– Lissie Baker
The Grace-on-the-Hill house is in the full swing of Advent – we have our “Story of Christmas” Advent calendar that we read every night, a gorgeous Advent wreath on the living-room coffee table, snowflakes painted on the front windows, garlands across the front porch, and a pint-sized tree in the corner by the window. Yet though the tree, decorations, and expected fanfare feel like the Christmas season, something about this year is markedly different: I, a lifelong church-goer and cradle Episcopalian, now realize I’d never really given Advent much thought or personal reflection. I don’t mean this in a negative way. Of course I’ve understood the excitement surrounding the coming of Christ, and the gift of God becoming one of us, to live and suffer with us – I just hadn’t developed much of a personal understanding around waiting, and what this anticipation means for us as Christians.
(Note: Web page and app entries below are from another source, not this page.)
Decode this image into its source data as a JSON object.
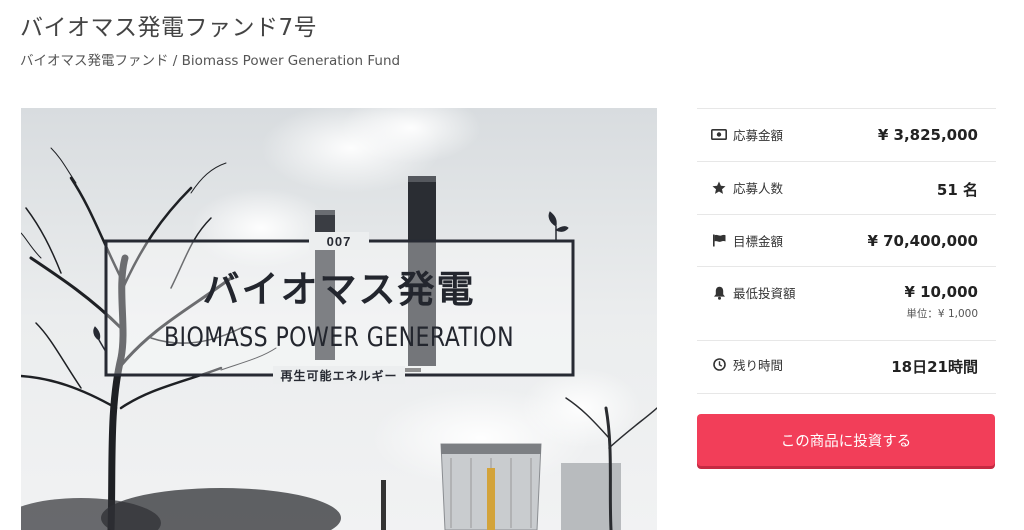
{
  "page": {
    "title": "バイオマス発電ファンド7号",
    "subtitle": "バイオマス発電ファンド / Biomass Power Generation Fund"
  },
  "hero": {
    "number": "007",
    "title_jp": "バイオマス発電",
    "title_en": "BIOMASS POWER GENERATION",
    "tagline": "再生可能エネルギー"
  },
  "stats": {
    "applied_amount": {
      "icon": "money-icon",
      "label": "応募金額",
      "value": "¥ 3,825,000"
    },
    "applicants": {
      "icon": "star-icon",
      "label": "応募人数",
      "value": "51 名"
    },
    "target_amount": {
      "icon": "flag-icon",
      "label": "目標金額",
      "value": "¥ 70,400,000"
    },
    "min_investment": {
      "icon": "bell-icon",
      "label": "最低投資額",
      "value": "¥ 10,000",
      "unit": "単位：¥ 1,000"
    },
    "time_left": {
      "icon": "clock-icon",
      "label": "残り時間",
      "value": "18日21時間"
    }
  },
  "cta": {
    "label": "この商品に投資する",
    "color": "#f23e59"
  }
}
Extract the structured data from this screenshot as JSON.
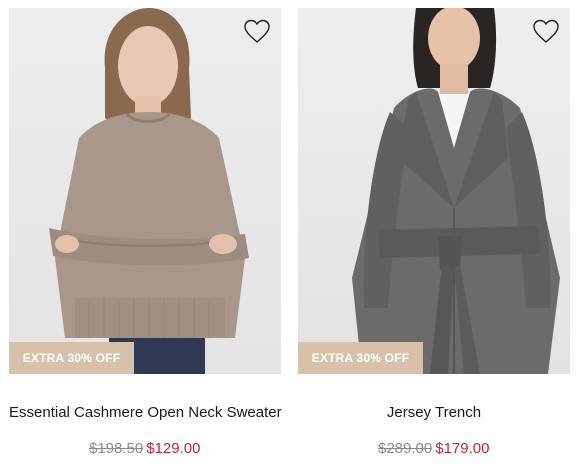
{
  "products": [
    {
      "title": "Essential Cashmere Open Neck Sweater",
      "badge": "EXTRA 30% OFF",
      "original_price": "$198.50",
      "sale_price": "$129.00",
      "wishlist_icon": "heart-outline-icon",
      "image": "woman in beige cashmere sweater"
    },
    {
      "title": "Jersey Trench",
      "badge": "EXTRA 30% OFF",
      "original_price": "$289.00",
      "sale_price": "$179.00",
      "wishlist_icon": "heart-outline-icon",
      "image": "woman in grey belted trench coat"
    }
  ],
  "colors": {
    "badge_bg": "#d8c1aa",
    "sale_price": "#c0273a",
    "original_price": "#8a8a8a"
  }
}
However, a conversation with Hannah about last week’s formation has had me thinking about our role as servants to others, specifically in the context of anticipating Christ’s birth.
Last week, during our Wednesday formation time, all six of us went to Anna Julia Cooper Episcopal School (my work site) for chapel, which David and I actually miss every week since Wednesdays are set-aside for us as a household. It was really meaningful for the two of us to further understand our school’s spiritual life, and for our roommates to see how the spirit works at AJCES. For her sermon, Bishop Susan Goff told us the story of a young man named Alfonso:
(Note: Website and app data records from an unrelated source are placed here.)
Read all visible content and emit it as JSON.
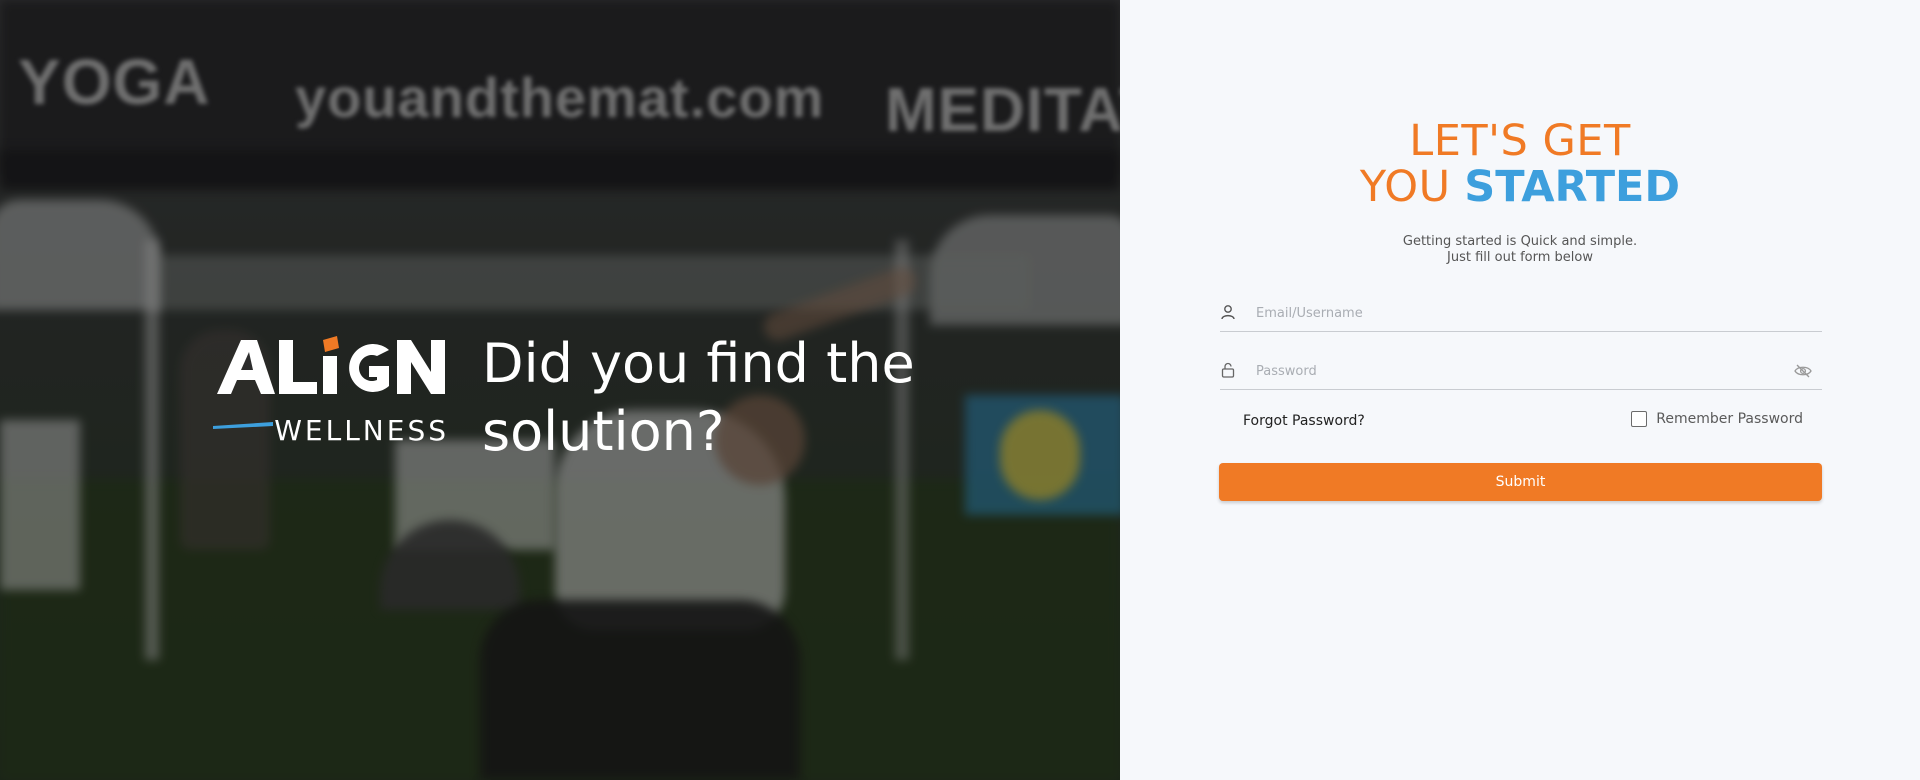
{
  "hero": {
    "canopy_texts": [
      "YOGA",
      "youandthemat.com",
      "MEDITAT"
    ],
    "brand_name": "ALIGN",
    "brand_sub": "WELLNESS",
    "tagline": "Did you find the solution?"
  },
  "form": {
    "heading_line1": "LET'S GET",
    "heading_line2_a": "YOU",
    "heading_line2_b": "STARTED",
    "subtitle_line1": "Getting started is Quick and simple.",
    "subtitle_line2": "Just fill out form below",
    "email_placeholder": "Email/Username",
    "email_value": "",
    "password_placeholder": "Password",
    "password_value": "",
    "forgot_label": "Forgot Password?",
    "remember_label": "Remember Password",
    "remember_checked": false,
    "submit_label": "Submit",
    "icons": [
      "user-icon",
      "lock-icon",
      "eye-off-icon",
      "checkbox"
    ]
  },
  "colors": {
    "accent_orange": "#f07a25",
    "accent_blue": "#3d9fdd",
    "panel_bg": "#f6f8fb"
  }
}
Born in Mexico, Alfonso’s family died tragically in a house fire when he was very young. Burned from head to toe and horribly disfigured, he spent the majority of his young life in orphanages where he was mistreated and abused because of his appearance. Finally a teenager, he ran away and lived in the woods on his own, emerging several years later in a small town. In this town, he discovered there was a boys’ school run by a kind and gentle headmaster. Taking a chance, Alfonso threw himself at the feet of the headmaster, asking for a home by reciting the words of Las Posadas – the Mexican tradition that reenacts Mary and Joseph’s journey from household to household as they were rejected time and time again. The headmaster, knowing his students would jump first to judgment, told the young men that they would not accept Alfonso as one of their own. The students were shocked, insisting over and over that they would love him. Hearing this pledge, the headmaster brought Alfonso forward to the boys, who were shocked by his appearance. Yet, sure as they had made their promise, the youngest boy at the school stepped forward, held Alfonso’s hand, and called him “hermano” – brother. There, Alfonso was finally loved and accepted.
As Bishop Goff shared with us, she knows this story to be true because Alfonso himself shared it with her and many others at the school where he is now headmaster. It was moving to see how our students listening, quietly watching Bishop Goff’s face and taking in the message she shared: in Christ’s birth, we are promised new life in His love, shared by our brothers and sisters in the Body of Christ – no matter our perceived shortcomings, our struggles and transgressions, or how dark the world may seem to grow.
In the past, my Advent has been spent with family as we Christmas shop and travel to see aunts, uncles, cousins, and grandparents. In college, it was spent preparing for exams and, between tests, busting my butt at the restaurant where I’d worked since freshman year. And now, living in Oregon Hill and working for the Episcopal Service Corps, I actually have the time and headspace to reflect on what Advent brings: a promise of love and of mutual service in the Body of Christ, a promise that realizes itself every day. Advent promises that, despite life’s hardships and the ever-deepening darkness of winter, Christ is born to us all the same.
Commuting to work in the morning this time of year is especially peaceful. As I drive to work in the mornings, sometimes with David (always listening to NPR) or sometimes by myself, I’ll turn east onto I-64 and take an arching on-ramp that cuts by the old Shockoe Hill Cemetery. The sun is usually coming up right over the top of the flyover, a pleasant shade of peach. Following the sunrise and driving onto Nine Mile Road, the morning fog and pale light paint a deceptively peaceful quiet over the surrounding housing projects. As I drive in, I think about the day ahead of me: it will be both exhausting and uplifting, full of triumphs and disappointments. But I am needed there, needed by my brothers and sisters who live in Creighton and Fairfield and Mosby Court. Despite life’s difficulties, my students can count on their teachers, on David and I, and on the many volunteers who come in every day, ready and willing to serve AJCES in whatever way we can. As children of God, we are promised that no matter the growing darkness, Christ is always born into our lives. We are promised love in the earthly Body of Christ, and I am called to keep and realize that promise for others.